§ **TASK GOAL**: Word for word, copy all of the entries.

§ **MATERIAL FOR THIS TASK**:
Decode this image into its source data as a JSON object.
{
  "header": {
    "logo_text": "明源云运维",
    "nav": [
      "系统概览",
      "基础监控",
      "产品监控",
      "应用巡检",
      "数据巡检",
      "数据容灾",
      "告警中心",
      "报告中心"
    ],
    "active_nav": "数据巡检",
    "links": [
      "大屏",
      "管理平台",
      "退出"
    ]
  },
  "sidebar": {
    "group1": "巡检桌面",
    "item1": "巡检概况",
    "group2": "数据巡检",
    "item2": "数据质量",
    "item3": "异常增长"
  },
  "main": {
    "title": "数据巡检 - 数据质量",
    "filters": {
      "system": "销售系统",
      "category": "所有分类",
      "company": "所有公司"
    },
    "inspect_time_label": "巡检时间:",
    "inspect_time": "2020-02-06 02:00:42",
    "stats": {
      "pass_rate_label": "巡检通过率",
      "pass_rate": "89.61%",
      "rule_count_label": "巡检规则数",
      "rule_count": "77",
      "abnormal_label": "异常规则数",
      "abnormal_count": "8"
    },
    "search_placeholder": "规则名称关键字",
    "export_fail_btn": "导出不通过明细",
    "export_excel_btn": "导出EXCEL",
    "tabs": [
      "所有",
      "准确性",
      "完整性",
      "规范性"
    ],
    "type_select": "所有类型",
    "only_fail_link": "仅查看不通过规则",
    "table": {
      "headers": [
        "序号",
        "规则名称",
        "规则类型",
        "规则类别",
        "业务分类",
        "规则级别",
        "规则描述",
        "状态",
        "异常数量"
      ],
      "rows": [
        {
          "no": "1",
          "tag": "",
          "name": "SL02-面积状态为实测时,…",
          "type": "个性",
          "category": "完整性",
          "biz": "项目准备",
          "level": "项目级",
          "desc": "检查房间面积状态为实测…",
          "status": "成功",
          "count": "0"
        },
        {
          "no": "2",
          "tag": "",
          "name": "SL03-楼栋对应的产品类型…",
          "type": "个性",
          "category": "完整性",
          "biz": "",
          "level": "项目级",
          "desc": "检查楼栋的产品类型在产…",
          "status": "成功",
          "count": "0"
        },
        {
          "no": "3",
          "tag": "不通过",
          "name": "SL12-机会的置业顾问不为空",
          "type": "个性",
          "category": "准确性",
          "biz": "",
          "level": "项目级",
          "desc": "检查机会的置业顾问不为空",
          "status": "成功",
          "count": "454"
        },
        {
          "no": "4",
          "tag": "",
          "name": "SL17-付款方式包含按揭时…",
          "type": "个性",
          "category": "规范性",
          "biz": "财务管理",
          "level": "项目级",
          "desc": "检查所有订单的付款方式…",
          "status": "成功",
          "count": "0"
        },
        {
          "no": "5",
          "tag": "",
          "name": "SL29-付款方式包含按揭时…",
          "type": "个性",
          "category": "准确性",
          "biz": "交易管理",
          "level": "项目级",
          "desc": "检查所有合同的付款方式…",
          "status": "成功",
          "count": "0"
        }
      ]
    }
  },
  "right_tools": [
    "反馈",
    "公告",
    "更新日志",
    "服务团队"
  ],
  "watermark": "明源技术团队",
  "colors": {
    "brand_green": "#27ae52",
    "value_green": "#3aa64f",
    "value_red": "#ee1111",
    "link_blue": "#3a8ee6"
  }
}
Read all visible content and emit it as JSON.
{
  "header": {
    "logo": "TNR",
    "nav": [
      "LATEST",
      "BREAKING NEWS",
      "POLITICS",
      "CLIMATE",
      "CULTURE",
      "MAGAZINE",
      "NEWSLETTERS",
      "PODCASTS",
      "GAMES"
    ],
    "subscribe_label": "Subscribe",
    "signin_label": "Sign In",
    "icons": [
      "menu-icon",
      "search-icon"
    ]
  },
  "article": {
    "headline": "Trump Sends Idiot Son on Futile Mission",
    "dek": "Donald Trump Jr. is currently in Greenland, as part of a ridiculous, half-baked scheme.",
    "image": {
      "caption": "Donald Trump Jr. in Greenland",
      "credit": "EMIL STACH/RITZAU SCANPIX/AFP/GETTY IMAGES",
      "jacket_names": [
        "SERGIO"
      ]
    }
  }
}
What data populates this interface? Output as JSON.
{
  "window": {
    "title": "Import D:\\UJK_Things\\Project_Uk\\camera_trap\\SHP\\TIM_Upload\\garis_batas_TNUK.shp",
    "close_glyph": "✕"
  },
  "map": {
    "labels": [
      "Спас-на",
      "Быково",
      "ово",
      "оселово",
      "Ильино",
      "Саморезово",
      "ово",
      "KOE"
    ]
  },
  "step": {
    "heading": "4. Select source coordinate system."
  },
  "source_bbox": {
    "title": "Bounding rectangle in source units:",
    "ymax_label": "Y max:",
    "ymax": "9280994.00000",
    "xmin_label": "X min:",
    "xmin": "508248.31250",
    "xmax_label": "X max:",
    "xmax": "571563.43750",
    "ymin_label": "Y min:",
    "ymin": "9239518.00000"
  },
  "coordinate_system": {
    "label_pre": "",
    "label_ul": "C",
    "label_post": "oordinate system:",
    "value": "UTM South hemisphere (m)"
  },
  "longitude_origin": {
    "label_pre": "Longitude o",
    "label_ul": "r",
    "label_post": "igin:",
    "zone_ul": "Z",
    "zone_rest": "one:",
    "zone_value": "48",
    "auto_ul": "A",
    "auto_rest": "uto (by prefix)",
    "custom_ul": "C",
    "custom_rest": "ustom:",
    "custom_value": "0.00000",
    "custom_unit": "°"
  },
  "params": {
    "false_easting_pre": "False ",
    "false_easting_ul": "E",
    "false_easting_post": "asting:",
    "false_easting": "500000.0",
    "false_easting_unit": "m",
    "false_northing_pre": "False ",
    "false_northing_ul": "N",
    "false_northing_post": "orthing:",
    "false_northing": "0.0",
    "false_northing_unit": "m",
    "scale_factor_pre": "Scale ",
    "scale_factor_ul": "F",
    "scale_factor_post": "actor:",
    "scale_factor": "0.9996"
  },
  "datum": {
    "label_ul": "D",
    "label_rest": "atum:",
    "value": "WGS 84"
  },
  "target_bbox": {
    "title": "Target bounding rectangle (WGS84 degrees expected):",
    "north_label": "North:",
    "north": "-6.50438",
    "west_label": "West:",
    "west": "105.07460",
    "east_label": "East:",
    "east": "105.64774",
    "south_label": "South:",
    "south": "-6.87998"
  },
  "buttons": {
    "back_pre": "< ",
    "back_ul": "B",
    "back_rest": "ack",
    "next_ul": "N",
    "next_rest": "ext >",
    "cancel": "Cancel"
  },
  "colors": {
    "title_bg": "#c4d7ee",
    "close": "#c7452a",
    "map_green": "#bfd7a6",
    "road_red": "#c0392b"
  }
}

§ **COMPLETED TASK**:
Decode this image into its source data as a JSON object.
{
  "header": {
    "logo_text": "明源云运维",
    "nav": [
      "系统概览",
      "基础监控",
      "产品监控",
      "应用巡检",
      "数据巡检",
      "数据容灾",
      "告警中心",
      "报告中心"
    ],
    "active_nav": "数据巡检",
    "links": [
      "大屏",
      "管理平台",
      "退出"
    ]
  },
  "sidebar": {
    "group1": "巡检桌面",
    "item1": "巡检概况",
    "group2": "数据巡检",
    "item2": "数据质量",
    "item3": "异常增长"
  },
  "main": {
    "title": "数据巡检 - 数据质量",
    "filters": {
      "system": "销售系统",
      "category": "所有分类",
      "company": "所有公司"
    },
    "inspect_time_label": "巡检时间:",
    "inspect_time": "2020-02-06 02:00:42",
    "stats": {
      "pass_rate_label": "巡检通过率",
      "pass_rate": "89.61%",
      "rule_count_label": "巡检规则数",
      "rule_count": "77",
      "abnormal_label": "异常规则数",
      "abnormal_count": "8"
    },
    "search_placeholder": "规则名称关键字",
    "export_fail_btn": "导出不通过明细",
    "export_excel_btn": "导出EXCEL",
    "tabs": [
      "所有",
      "准确性",
      "完整性",
      "规范性"
    ],
    "type_select": "所有类型",
    "only_fail_link": "仅查看不通过规则",
    "table": {
      "headers": [
        "序号",
        "规则名称",
        "规则类型",
        "规则类别",
        "业务分类",
        "规则级别",
        "规则描述",
        "状态",
        "异常数量"
      ],
      "rows": [
        {
          "no": "1",
          "tag": "",
          "name": "SL02-面积状态为实测时,…",
          "type": "个性",
          "category": "完整性",
          "biz": "项目准备",
          "level": "项目级",
          "desc": "检查房间面积状态为实测…",
          "status": "成功",
          "count": "0"
        },
        {
          "no": "2",
          "tag": "",
          "name": "SL03-楼栋对应的产品类型…",
          "type": "个性",
          "category": "完整性",
          "biz": "",
          "level": "项目级",
          "desc": "检查楼栋的产品类型在产…",
          "status": "成功",
          "count": "0"
        },
        {
          "no": "3",
          "tag": "不通过",
          "name": "SL12-机会的置业顾问不为空",
          "type": "个性",
          "category": "准确性",
          "biz": "",
          "level": "项目级",
          "desc": "检查机会的置业顾问不为空",
          "status": "成功",
          "count": "454"
        },
        {
          "no": "4",
          "tag": "",
          "name": "SL17-付款方式包含按揭时…",
          "type": "个性",
          "category": "规范性",
          "biz": "财务管理",
          "level": "项目级",
          "desc": "检查所有订单的付款方式…",
          "status": "成功",
          "count": "0"
        },
        {
          "no": "5",
          "tag": "",
          "name": "SL29-付款方式包含按揭时…",
          "type": "个性",
          "category": "准确性",
          "biz": "交易管理",
          "level": "项目级",
          "desc": "检查所有合同的付款方式…",
          "status": "成功",
          "count": "0"
        }
      ]
    }
  },
  "right_tools": [
    "反馈",
    "公告",
    "更新日志",
    "服务团队"
  ],
  "watermark": "明源技术团队",
  "colors": {
    "brand_green": "#27ae52",
    "value_green": "#3aa64f",
    "value_red": "#ee1111",
    "link_blue": "#3a8ee6"
  }
}
Read all visible content and emit it as JSON.
{
  "header": {
    "logo": "TNR",
    "nav": [
      "LATEST",
      "BREAKING NEWS",
      "POLITICS",
      "CLIMATE",
      "CULTURE",
      "MAGAZINE",
      "NEWSLETTERS",
      "PODCASTS",
      "GAMES"
    ],
    "subscribe_label": "Subscribe",
    "signin_label": "Sign In",
    "icons": [
      "menu-icon",
      "search-icon"
    ]
  },
  "article": {
    "headline": "Trump Sends Idiot Son on Futile Mission",
    "dek": "Donald Trump Jr. is currently in Greenland, as part of a ridiculous, half-baked scheme.",
    "image": {
      "caption": "Donald Trump Jr. in Greenland",
      "credit": "EMIL STACH/RITZAU SCANPIX/AFP/GETTY IMAGES",
      "jacket_names": [
        "SERGIO"
      ]
    }
  }
}
What data populates this interface? Output as JSON.
{
  "window": {
    "title": "Import D:\\UJK_Things\\Project_Uk\\camera_trap\\SHP\\TIM_Upload\\garis_batas_TNUK.shp",
    "close_glyph": "✕"
  },
  "map": {
    "labels": [
      "Спас-на",
      "Быково",
      "ово",
      "оселово",
      "Ильино",
      "Саморезово",
      "ово",
      "KOE"
    ]
  },
  "step": {
    "heading": "4. Select source coordinate system."
  },
  "source_bbox": {
    "title": "Bounding rectangle in source units:",
    "ymax_label": "Y max:",
    "ymax": "9280994.00000",
    "xmin_label": "X min:",
    "xmin": "508248.31250",
    "xmax_label": "X max:",
    "xmax": "571563.43750",
    "ymin_label": "Y min:",
    "ymin": "9239518.00000"
  },
  "coordinate_system": {
    "label_pre": "",
    "label_ul": "C",
    "label_post": "oordinate system:",
    "value": "UTM South hemisphere (m)"
  },
  "longitude_origin": {
    "label_pre": "Longitude o",
    "label_ul": "r",
    "label_post": "igin:",
    "zone_ul": "Z",
    "zone_rest": "one:",
    "zone_value": "48",
    "auto_ul": "A",
    "auto_rest": "uto (by prefix)",
    "custom_ul": "C",
    "custom_rest": "ustom:",
    "custom_value": "0.00000",
    "custom_unit": "°"
  },
  "params": {
    "false_easting_pre": "False ",
    "false_easting_ul": "E",
    "false_easting_post": "asting:",
    "false_easting": "500000.0",
    "false_easting_unit": "m",
    "false_northing_pre": "False ",
    "false_northing_ul": "N",
    "false_northing_post": "orthing:",
    "false_northing": "0.0",
    "false_northing_unit": "m",
    "scale_factor_pre": "Scale ",
    "scale_factor_ul": "F",
    "scale_factor_post": "actor:",
    "scale_factor": "0.9996"
  },
  "datum": {
    "label_ul": "D",
    "label_rest": "atum:",
    "value": "WGS 84"
  },
  "target_bbox": {
    "title": "Target bounding rectangle (WGS84 degrees expected):",
    "north_label": "North:",
    "north": "-6.50438",
    "west_label": "West:",
    "west": "105.07460",
    "east_label": "East:",
    "east": "105.64774",
    "south_label": "South:",
    "south": "-6.87998"
  },
  "buttons": {
    "back_pre": "< ",
    "back_ul": "B",
    "back_rest": "ack",
    "next_ul": "N",
    "next_rest": "ext >",
    "cancel": "Cancel"
  },
  "colors": {
    "title_bg": "#c4d7ee",
    "close": "#c7452a",
    "map_green": "#bfd7a6",
    "road_red": "#c0392b"
  }
}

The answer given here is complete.